*Exercise*.
Copy, from the material below, every line in which the word "this" can be found.

*Recorded data*.
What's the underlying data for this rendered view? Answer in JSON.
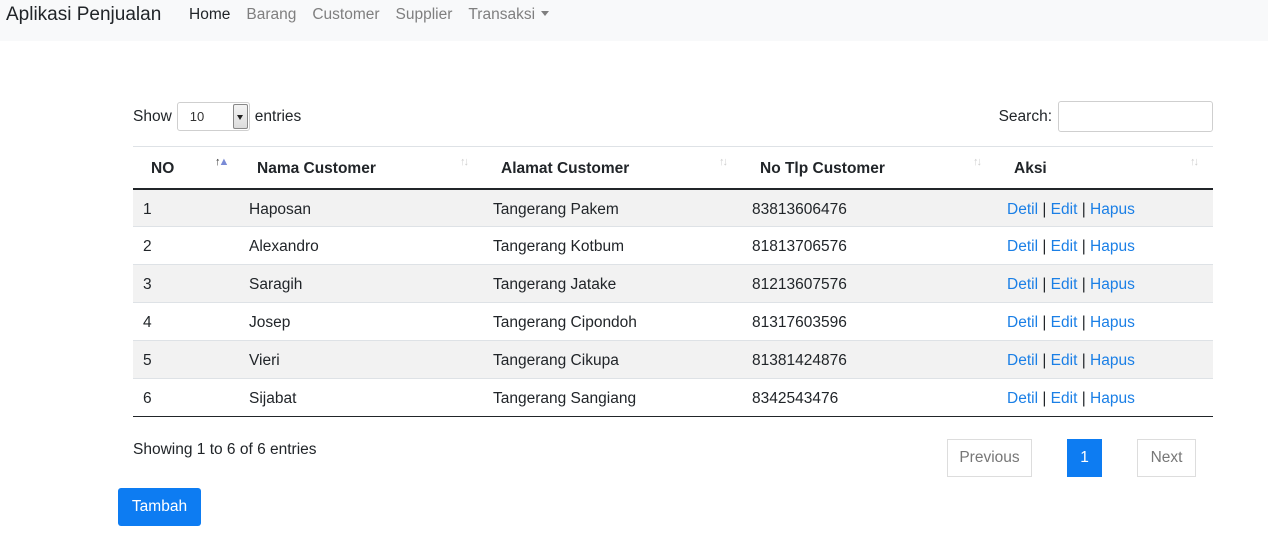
{
  "navbar": {
    "brand": "Aplikasi Penjualan",
    "items": [
      {
        "label": "Home"
      },
      {
        "label": "Barang"
      },
      {
        "label": "Customer"
      },
      {
        "label": "Supplier"
      },
      {
        "label": "Transaksi"
      }
    ]
  },
  "length": {
    "show_label": "Show",
    "value": "10",
    "entries_label": "entries"
  },
  "search": {
    "label": "Search:",
    "value": ""
  },
  "table": {
    "headers": [
      "NO",
      "Nama Customer",
      "Alamat Customer",
      "No Tlp Customer",
      "Aksi"
    ],
    "rows": [
      {
        "no": "1",
        "nama": "Haposan",
        "alamat": "Tangerang Pakem",
        "tlp": "83813606476"
      },
      {
        "no": "2",
        "nama": "Alexandro",
        "alamat": "Tangerang Kotbum",
        "tlp": "81813706576"
      },
      {
        "no": "3",
        "nama": "Saragih",
        "alamat": "Tangerang Jatake",
        "tlp": "81213607576"
      },
      {
        "no": "4",
        "nama": "Josep",
        "alamat": "Tangerang Cipondoh",
        "tlp": "81317603596"
      },
      {
        "no": "5",
        "nama": "Vieri",
        "alamat": "Tangerang Cikupa",
        "tlp": "81381424876"
      },
      {
        "no": "6",
        "nama": "Sijabat",
        "alamat": "Tangerang Sangiang",
        "tlp": "8342543476"
      }
    ],
    "actions": {
      "detil": "Detil",
      "edit": "Edit",
      "hapus": "Hapus",
      "separator": "|"
    }
  },
  "info": "Showing 1 to 6 of 6 entries",
  "pagination": {
    "previous": "Previous",
    "current": "1",
    "next": "Next"
  },
  "add_button": "Tambah",
  "colors": {
    "accent": "#0d7cf2",
    "link": "#1a7fe6",
    "navbar_bg": "#f8f9fa",
    "stripe": "#f2f2f2"
  }
}
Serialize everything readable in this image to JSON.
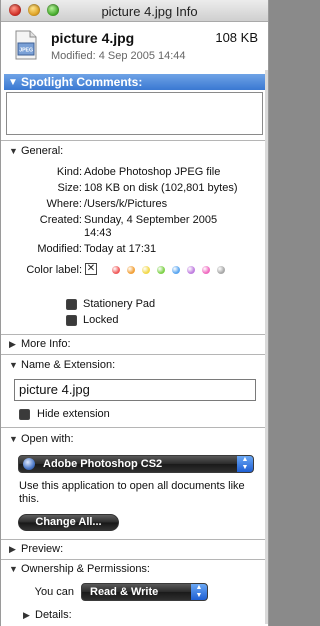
{
  "window": {
    "title": "picture 4.jpg Info"
  },
  "header": {
    "filename": "picture 4.jpg",
    "size": "108 KB",
    "modified": "Modified: 4 Sep 2005 14:44",
    "icon_label": "JPEG"
  },
  "spotlight": {
    "label": "Spotlight Comments:",
    "value": ""
  },
  "general": {
    "label": "General:",
    "kind_label": "Kind:",
    "kind_value": "Adobe Photoshop JPEG file",
    "size_label": "Size:",
    "size_value": "108 KB on disk (102,801 bytes)",
    "where_label": "Where:",
    "where_value": "/Users/k/Pictures",
    "created_label": "Created:",
    "created_value_1": "Sunday, 4 September 2005",
    "created_value_2": "14:43",
    "modified_label": "Modified:",
    "modified_value": "Today at 17:31",
    "color_label": "Color label:",
    "color_none": "✕",
    "color_dots": [
      "#f05b5b",
      "#f2a13a",
      "#f2d84a",
      "#7fd24a",
      "#5aa6f0",
      "#c07fe0",
      "#f06ac0",
      "#a8a8a8"
    ],
    "stationery_label": "Stationery Pad",
    "locked_label": "Locked"
  },
  "more_info": {
    "label": "More Info:"
  },
  "name_ext": {
    "label": "Name & Extension:",
    "name_value": "picture 4.jpg",
    "hide_ext_label": "Hide extension"
  },
  "open_with": {
    "label": "Open with:",
    "app": "Adobe Photoshop CS2",
    "description": "Use this application to open all documents like this.",
    "change_all": "Change All..."
  },
  "preview": {
    "label": "Preview:"
  },
  "ownership": {
    "label": "Ownership & Permissions:",
    "you_can_label": "You can",
    "you_can_value": "Read & Write",
    "details_label": "Details:"
  }
}
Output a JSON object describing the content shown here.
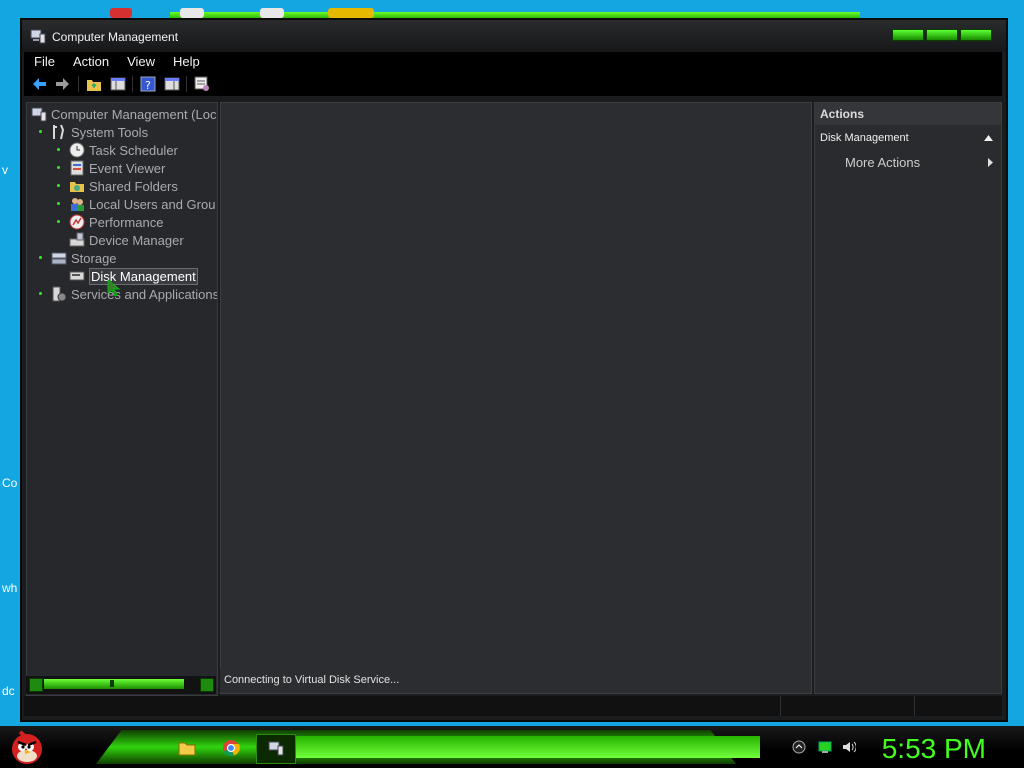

*Result of the task*.
What's the underlying data for this rendered view? Answer in JSON.
Serialize everything readable in this image to JSON.
    "description": "Use this application to open all documents like this.",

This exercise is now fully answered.